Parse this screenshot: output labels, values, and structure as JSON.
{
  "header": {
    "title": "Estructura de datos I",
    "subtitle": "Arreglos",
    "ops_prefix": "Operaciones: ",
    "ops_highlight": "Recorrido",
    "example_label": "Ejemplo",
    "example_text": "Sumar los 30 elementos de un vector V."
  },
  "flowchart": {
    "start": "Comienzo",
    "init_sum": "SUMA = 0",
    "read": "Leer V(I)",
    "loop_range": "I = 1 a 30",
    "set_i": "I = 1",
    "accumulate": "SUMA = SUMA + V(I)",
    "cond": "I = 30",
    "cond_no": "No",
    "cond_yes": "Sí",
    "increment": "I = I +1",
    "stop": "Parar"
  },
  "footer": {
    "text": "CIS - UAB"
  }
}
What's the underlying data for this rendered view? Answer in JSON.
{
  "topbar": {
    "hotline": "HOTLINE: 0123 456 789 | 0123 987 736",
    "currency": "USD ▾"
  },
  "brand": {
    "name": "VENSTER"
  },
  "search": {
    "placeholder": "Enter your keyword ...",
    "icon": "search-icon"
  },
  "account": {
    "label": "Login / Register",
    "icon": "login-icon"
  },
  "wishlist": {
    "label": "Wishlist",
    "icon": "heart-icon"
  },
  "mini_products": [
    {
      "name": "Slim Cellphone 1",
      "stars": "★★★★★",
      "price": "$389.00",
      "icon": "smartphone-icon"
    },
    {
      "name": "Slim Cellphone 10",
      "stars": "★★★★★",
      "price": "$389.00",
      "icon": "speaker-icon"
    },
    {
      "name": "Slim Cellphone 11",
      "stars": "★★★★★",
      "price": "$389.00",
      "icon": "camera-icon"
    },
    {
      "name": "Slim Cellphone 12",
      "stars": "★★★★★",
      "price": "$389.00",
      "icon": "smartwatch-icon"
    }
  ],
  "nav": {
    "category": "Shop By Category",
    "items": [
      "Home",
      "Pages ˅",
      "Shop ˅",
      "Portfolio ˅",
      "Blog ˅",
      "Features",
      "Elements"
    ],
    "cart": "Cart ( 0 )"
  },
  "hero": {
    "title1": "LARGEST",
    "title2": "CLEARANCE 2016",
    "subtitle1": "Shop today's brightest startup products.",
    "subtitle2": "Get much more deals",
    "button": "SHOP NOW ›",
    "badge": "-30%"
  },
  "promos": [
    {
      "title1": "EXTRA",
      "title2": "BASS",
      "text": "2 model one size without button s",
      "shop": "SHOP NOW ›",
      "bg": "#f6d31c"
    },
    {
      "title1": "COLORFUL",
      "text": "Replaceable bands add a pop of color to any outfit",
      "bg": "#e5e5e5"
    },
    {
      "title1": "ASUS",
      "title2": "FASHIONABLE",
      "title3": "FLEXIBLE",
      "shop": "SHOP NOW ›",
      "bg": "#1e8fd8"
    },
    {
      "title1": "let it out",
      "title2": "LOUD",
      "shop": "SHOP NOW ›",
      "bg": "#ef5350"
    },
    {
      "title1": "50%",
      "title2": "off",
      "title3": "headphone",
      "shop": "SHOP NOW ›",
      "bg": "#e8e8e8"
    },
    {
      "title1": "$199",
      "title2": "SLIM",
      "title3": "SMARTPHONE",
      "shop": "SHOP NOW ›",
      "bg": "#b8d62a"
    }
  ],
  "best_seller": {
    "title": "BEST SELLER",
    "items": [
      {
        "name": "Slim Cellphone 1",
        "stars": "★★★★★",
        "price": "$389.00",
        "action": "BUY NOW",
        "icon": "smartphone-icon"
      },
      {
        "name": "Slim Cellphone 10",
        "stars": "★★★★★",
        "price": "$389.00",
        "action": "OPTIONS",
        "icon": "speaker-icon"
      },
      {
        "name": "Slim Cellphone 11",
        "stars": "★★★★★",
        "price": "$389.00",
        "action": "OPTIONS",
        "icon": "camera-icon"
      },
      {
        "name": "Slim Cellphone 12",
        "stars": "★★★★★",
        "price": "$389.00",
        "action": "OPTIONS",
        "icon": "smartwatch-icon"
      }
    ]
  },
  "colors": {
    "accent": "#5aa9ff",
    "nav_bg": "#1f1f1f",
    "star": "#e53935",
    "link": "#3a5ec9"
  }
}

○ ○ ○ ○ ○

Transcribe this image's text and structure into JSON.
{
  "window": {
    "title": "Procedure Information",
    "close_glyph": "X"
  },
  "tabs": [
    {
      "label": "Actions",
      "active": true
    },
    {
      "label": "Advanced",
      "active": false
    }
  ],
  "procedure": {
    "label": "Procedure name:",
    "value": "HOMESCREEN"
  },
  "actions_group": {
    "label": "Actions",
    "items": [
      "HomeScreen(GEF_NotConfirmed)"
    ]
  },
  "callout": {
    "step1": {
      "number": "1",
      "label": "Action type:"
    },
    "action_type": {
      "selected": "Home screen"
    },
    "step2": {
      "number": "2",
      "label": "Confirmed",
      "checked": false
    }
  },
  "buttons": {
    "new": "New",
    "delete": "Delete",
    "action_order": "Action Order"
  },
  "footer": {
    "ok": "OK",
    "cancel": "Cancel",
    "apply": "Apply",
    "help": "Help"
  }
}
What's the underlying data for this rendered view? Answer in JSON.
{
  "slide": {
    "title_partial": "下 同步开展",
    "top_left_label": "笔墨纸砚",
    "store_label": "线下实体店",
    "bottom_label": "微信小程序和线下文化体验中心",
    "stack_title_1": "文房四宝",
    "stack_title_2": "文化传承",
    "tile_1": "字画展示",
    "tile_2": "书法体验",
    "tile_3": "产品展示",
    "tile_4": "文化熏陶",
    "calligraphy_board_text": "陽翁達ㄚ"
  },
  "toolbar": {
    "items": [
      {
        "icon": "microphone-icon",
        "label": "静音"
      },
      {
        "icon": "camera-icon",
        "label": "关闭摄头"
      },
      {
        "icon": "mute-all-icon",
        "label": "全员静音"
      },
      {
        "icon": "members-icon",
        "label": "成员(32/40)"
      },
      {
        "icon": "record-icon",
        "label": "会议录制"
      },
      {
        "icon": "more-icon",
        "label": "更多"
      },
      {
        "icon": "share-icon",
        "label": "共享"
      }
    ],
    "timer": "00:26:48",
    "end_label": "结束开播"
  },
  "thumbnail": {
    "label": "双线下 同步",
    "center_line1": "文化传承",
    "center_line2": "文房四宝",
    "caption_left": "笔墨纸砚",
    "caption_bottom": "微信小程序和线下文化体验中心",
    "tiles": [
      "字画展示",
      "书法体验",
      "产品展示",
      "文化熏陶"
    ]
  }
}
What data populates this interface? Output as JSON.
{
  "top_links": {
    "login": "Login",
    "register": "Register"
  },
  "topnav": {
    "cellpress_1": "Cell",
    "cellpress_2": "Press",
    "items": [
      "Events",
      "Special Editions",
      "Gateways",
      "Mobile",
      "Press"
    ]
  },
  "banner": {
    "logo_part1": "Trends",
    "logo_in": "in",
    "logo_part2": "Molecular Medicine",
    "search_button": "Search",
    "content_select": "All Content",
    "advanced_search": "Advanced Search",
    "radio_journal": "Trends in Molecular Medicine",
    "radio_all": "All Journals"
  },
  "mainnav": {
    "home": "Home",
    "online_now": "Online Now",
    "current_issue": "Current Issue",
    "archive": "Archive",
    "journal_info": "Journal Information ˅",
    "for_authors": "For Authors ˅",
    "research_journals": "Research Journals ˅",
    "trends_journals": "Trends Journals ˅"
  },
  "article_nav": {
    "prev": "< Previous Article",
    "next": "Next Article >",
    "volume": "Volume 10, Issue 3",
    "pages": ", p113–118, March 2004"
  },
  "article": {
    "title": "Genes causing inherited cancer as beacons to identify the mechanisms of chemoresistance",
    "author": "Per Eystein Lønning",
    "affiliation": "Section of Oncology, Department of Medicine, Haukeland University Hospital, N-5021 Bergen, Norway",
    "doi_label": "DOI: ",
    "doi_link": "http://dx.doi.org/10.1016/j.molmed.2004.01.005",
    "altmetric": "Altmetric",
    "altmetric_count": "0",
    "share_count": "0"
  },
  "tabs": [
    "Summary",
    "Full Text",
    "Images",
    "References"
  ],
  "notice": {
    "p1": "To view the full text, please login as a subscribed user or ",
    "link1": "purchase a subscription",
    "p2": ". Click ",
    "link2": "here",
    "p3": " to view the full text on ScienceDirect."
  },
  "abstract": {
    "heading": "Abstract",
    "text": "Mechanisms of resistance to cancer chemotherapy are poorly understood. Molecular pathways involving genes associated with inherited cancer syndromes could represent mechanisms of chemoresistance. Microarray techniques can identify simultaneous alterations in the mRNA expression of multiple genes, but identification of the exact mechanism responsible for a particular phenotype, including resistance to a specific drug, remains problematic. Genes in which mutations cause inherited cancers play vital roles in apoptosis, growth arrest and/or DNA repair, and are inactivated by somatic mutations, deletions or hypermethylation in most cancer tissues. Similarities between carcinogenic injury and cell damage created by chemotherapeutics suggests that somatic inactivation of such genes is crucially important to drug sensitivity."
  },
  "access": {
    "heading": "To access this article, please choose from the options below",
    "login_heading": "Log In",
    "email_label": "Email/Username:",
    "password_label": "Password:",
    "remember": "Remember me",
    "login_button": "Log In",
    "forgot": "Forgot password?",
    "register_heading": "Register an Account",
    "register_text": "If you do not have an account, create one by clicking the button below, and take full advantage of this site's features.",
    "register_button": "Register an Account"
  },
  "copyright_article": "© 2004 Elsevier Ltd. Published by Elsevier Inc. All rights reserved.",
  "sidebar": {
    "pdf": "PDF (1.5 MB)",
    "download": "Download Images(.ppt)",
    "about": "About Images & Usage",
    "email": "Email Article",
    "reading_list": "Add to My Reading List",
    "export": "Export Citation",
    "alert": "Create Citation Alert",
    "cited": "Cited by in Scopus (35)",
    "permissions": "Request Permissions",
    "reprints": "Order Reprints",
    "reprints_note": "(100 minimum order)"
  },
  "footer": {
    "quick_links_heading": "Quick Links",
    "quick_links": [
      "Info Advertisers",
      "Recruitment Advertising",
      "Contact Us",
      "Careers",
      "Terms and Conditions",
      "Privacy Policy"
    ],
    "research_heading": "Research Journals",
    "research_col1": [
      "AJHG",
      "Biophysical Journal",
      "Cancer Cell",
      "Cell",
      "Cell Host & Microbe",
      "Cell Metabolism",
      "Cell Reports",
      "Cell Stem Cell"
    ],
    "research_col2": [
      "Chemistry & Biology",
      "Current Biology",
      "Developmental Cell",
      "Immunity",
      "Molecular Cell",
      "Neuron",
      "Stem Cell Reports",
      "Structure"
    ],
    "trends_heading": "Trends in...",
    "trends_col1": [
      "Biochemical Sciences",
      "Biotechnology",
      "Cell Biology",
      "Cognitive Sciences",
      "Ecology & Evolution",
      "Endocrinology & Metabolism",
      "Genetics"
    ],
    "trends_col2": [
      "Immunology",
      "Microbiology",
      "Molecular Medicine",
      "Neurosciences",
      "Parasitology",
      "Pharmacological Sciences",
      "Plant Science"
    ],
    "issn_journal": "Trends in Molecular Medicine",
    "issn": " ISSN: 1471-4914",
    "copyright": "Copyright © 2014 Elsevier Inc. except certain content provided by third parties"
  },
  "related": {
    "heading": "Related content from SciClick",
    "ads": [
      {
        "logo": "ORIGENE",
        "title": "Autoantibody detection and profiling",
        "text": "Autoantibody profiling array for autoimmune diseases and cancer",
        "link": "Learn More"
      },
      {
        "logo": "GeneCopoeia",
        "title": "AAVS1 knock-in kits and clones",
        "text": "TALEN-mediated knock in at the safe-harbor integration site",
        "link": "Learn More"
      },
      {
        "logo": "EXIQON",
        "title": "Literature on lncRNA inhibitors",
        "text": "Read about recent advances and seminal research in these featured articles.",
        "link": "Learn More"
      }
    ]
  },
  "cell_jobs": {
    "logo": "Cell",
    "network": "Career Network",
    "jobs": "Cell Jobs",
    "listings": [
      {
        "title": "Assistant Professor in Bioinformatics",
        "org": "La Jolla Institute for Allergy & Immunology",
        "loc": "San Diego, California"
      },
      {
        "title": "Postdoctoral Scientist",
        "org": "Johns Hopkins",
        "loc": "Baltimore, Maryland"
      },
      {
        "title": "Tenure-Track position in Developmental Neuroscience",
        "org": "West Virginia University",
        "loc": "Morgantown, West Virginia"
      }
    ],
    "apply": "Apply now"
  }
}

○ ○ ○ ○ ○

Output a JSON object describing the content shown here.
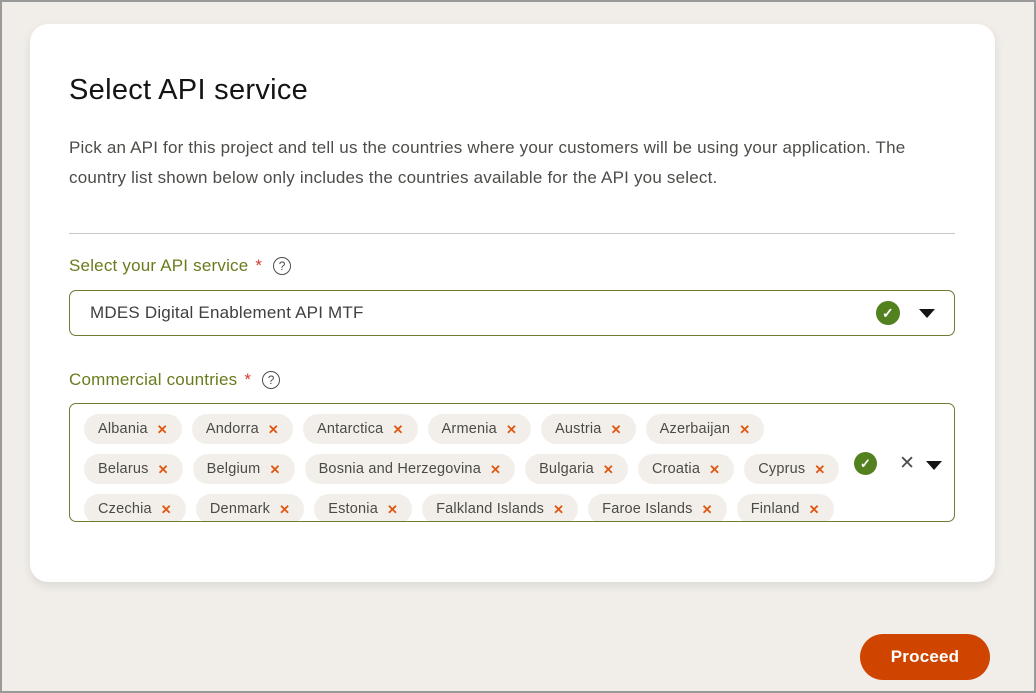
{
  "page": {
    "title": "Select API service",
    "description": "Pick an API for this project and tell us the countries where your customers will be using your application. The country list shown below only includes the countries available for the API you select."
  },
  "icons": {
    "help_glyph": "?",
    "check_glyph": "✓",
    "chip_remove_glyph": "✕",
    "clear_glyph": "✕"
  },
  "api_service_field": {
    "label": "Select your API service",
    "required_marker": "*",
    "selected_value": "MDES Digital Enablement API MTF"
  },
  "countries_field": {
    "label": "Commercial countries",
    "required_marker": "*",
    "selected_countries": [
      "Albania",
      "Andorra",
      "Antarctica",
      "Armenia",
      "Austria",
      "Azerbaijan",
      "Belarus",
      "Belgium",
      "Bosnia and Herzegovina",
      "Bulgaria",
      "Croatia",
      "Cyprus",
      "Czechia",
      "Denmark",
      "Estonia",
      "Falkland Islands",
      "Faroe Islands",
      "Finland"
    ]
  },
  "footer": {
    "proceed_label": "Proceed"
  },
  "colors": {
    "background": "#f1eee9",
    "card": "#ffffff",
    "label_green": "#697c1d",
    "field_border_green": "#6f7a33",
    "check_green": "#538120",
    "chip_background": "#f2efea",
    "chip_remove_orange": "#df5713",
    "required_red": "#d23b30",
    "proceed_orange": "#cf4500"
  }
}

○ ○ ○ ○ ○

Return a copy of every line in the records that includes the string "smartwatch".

      "icon": "smartwatch-icon"
        "icon": "smartwatch-icon"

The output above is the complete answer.